So the concept of value arises as it develops. Even if the relationship to its original reference dissolves, an end remains impossible. And any revolution would certainly remain symbolic. So how and for what purpose should the system evolve? Would it be pointless to look for realistic solutions if every character is functional and symbolic?
Erasure Room, 2020

virtual reality installation, 3 MB

The Artist is Absent
Nazar Voitovich Art Residence, Kiev, Ukraine
Interchange, 2020

animated photography (GIF)

Annual Exhibition – Pandemic Edition
Academy of Fine Arts Munich
Preview, 2020

digital collage, laser print on paper, neon light, 150 x 500 cm
collaborative project with Frida Kato and Minhye Kim

Change – Over
Lothringer13_Florida, Munich
Arrow, 2019

aluminium, sandblasted float glass, LED-Light, 100 x 50 x 10 cm

Café Kosmos
, 2019

forklift, plaster, used plastic objects, 200 x 90 x 185 cm

Annual Exhibition
Academy of Fine Arts Munich
Photo: Maria Leonardo Cabrita
The River and the Body, 2018

water, plastic buckets, ceramic, glaze, e-waste
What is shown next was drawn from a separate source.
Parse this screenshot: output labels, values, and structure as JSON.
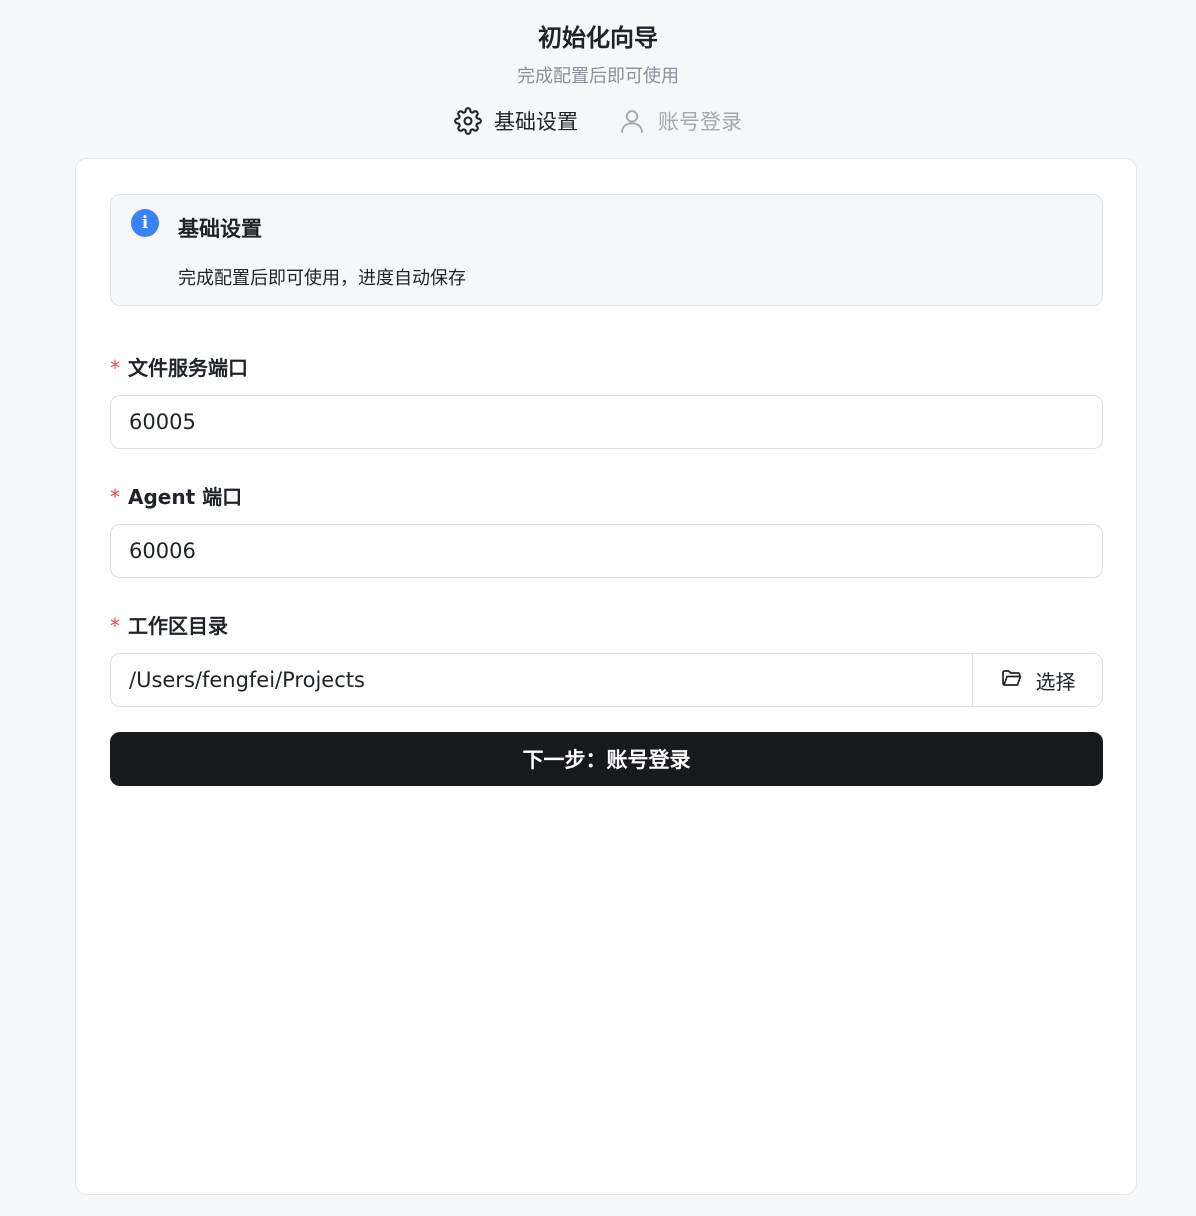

Annual Exhibition
Academy of Fine Arts Munich
Untitled (The River and The Body)